◆ Problem statement:
State the count of lines below featuring the word "Shift", and write nothing further.

Component data from apps and pages:

----------

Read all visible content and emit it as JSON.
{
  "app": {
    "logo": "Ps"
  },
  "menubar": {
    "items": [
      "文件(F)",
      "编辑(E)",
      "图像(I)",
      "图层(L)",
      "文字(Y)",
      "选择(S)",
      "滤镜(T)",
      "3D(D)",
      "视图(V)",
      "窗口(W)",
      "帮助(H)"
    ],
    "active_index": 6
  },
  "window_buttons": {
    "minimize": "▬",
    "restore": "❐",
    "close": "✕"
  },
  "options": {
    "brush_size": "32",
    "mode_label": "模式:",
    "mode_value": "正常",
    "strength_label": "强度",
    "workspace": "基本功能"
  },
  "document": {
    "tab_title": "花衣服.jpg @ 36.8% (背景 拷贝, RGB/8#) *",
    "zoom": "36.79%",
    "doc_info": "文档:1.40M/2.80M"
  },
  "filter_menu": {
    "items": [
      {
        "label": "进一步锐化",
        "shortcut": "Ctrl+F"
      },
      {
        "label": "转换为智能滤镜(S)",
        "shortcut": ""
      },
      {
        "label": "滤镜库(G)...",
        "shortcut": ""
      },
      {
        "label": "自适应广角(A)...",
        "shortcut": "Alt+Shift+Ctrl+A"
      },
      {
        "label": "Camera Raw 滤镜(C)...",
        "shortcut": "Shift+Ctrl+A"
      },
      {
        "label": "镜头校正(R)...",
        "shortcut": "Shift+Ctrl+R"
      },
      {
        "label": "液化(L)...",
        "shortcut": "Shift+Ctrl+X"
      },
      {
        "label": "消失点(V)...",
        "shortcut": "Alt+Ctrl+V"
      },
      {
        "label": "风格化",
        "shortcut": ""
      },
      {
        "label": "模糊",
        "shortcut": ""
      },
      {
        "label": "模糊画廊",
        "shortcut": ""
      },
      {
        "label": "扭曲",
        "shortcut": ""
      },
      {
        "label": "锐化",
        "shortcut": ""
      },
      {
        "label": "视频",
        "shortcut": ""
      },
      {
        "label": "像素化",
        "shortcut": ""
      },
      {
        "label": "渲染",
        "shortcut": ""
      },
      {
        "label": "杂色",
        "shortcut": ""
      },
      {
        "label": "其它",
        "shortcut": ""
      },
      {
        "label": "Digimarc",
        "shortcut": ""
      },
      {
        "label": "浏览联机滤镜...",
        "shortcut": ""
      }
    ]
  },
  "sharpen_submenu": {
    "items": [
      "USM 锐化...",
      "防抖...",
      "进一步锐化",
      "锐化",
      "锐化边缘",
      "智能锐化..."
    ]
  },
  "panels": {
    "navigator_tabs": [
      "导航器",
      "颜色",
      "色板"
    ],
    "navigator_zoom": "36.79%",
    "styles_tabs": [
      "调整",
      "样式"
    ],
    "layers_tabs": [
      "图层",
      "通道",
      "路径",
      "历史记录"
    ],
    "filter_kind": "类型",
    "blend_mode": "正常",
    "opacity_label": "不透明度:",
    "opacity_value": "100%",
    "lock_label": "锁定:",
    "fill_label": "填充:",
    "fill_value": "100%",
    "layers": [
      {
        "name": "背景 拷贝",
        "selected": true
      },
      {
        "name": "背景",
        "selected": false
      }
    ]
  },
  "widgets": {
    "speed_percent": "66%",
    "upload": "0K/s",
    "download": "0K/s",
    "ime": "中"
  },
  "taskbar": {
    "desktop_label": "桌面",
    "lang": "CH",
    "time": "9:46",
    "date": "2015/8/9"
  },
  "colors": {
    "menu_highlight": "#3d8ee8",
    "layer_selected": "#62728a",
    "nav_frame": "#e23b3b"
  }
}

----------

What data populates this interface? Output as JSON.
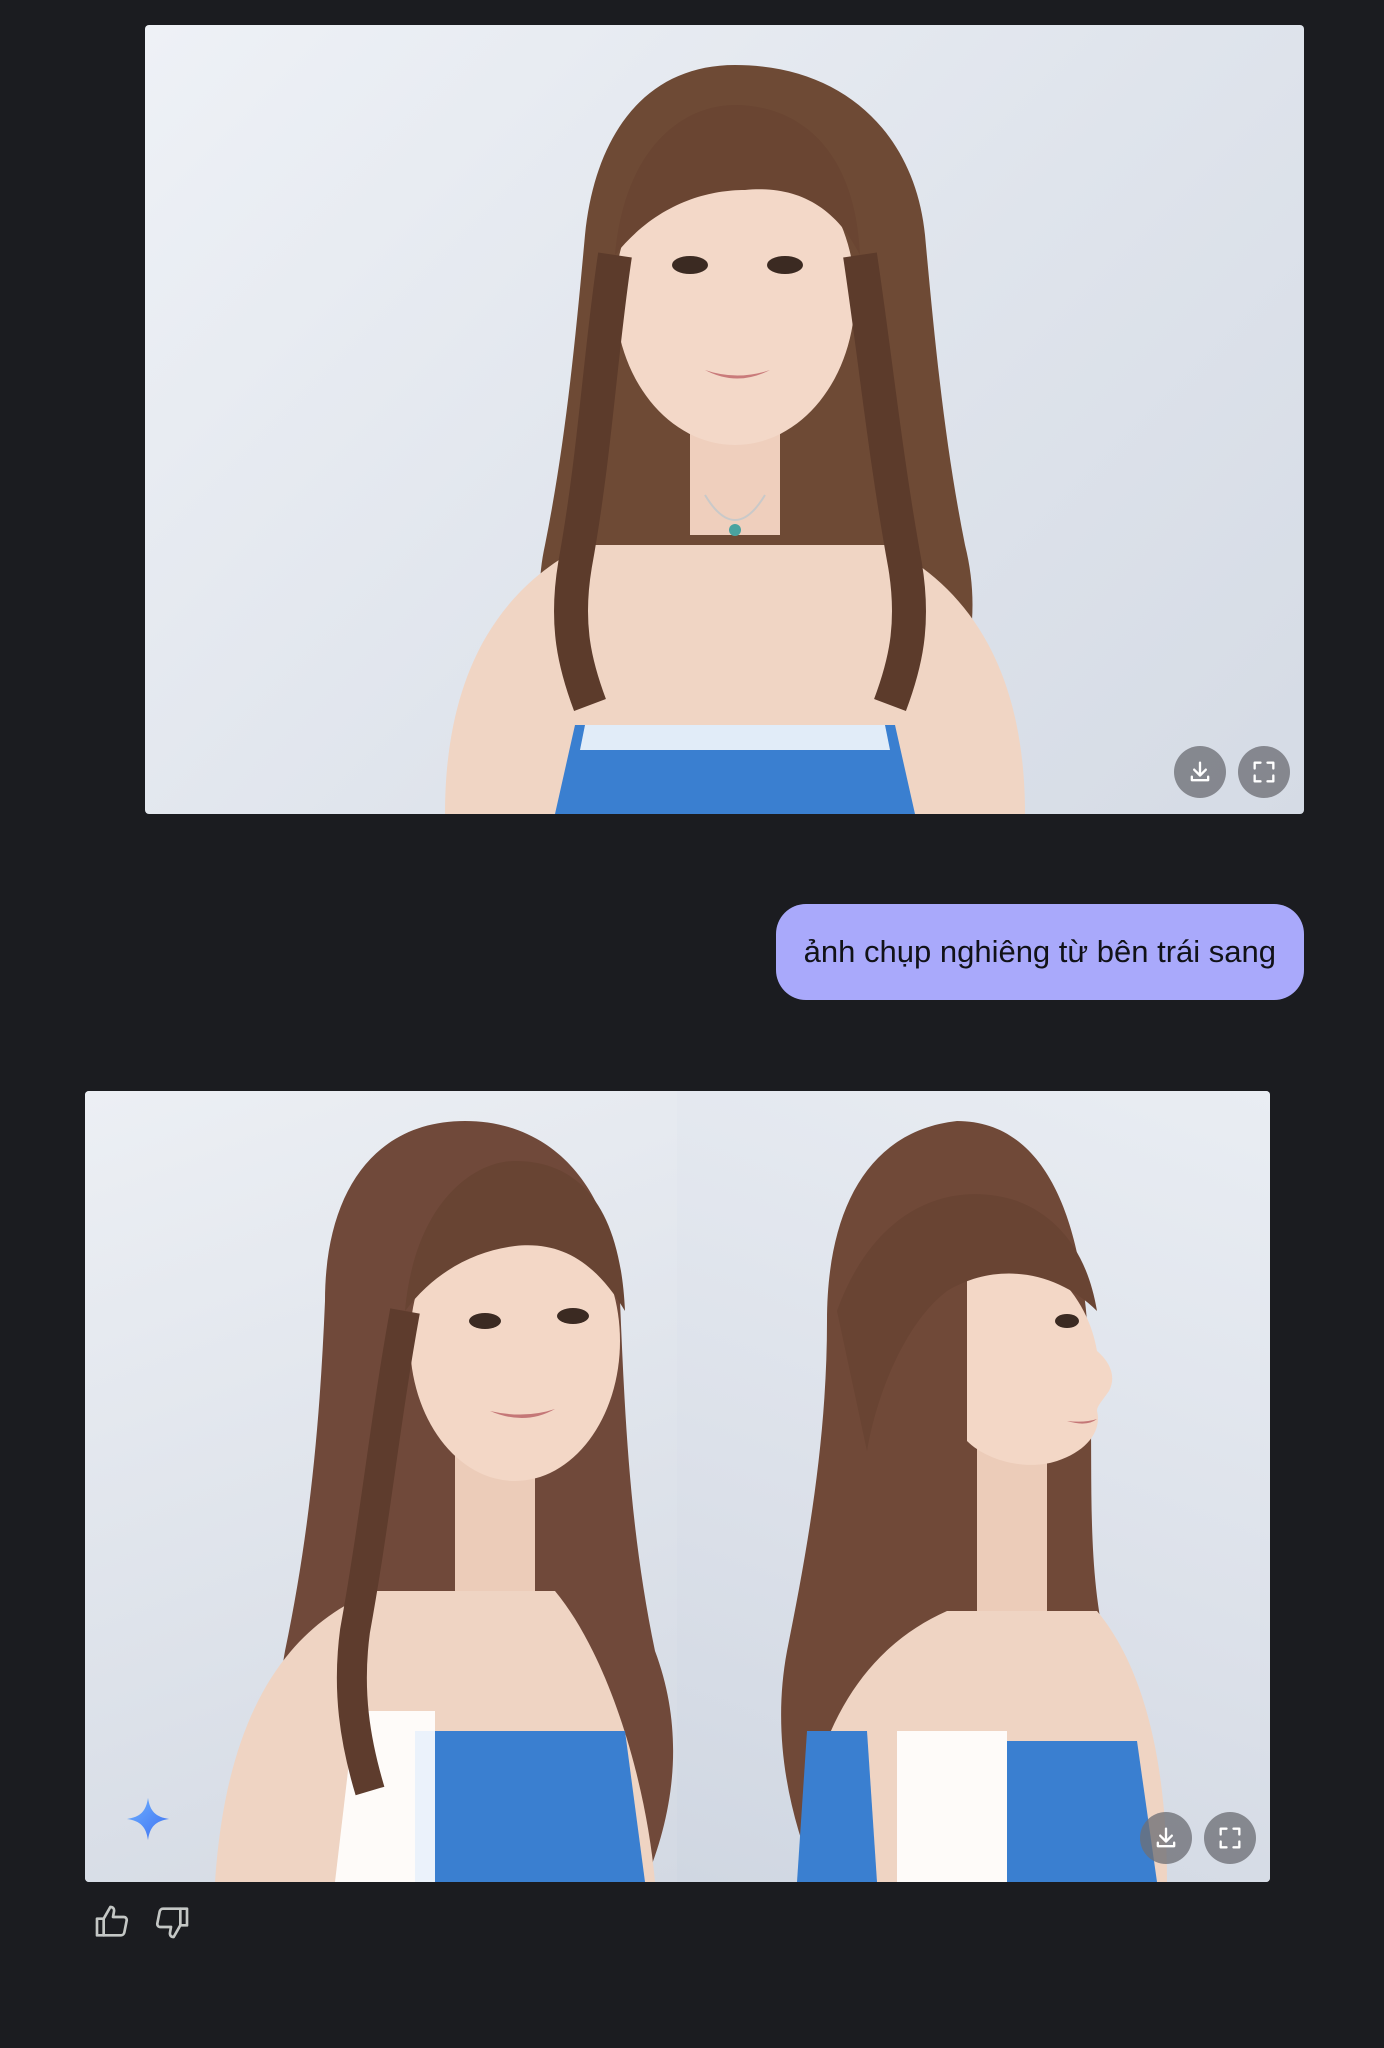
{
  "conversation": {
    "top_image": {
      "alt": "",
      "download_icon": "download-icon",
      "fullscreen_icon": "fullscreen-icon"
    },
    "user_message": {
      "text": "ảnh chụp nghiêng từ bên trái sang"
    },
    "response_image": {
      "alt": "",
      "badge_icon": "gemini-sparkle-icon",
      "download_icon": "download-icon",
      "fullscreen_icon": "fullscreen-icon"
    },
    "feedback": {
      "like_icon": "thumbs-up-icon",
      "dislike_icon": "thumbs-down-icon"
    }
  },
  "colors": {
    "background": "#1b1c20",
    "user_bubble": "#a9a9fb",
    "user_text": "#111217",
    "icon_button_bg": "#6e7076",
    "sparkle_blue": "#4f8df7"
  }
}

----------

◆ Answer below:
4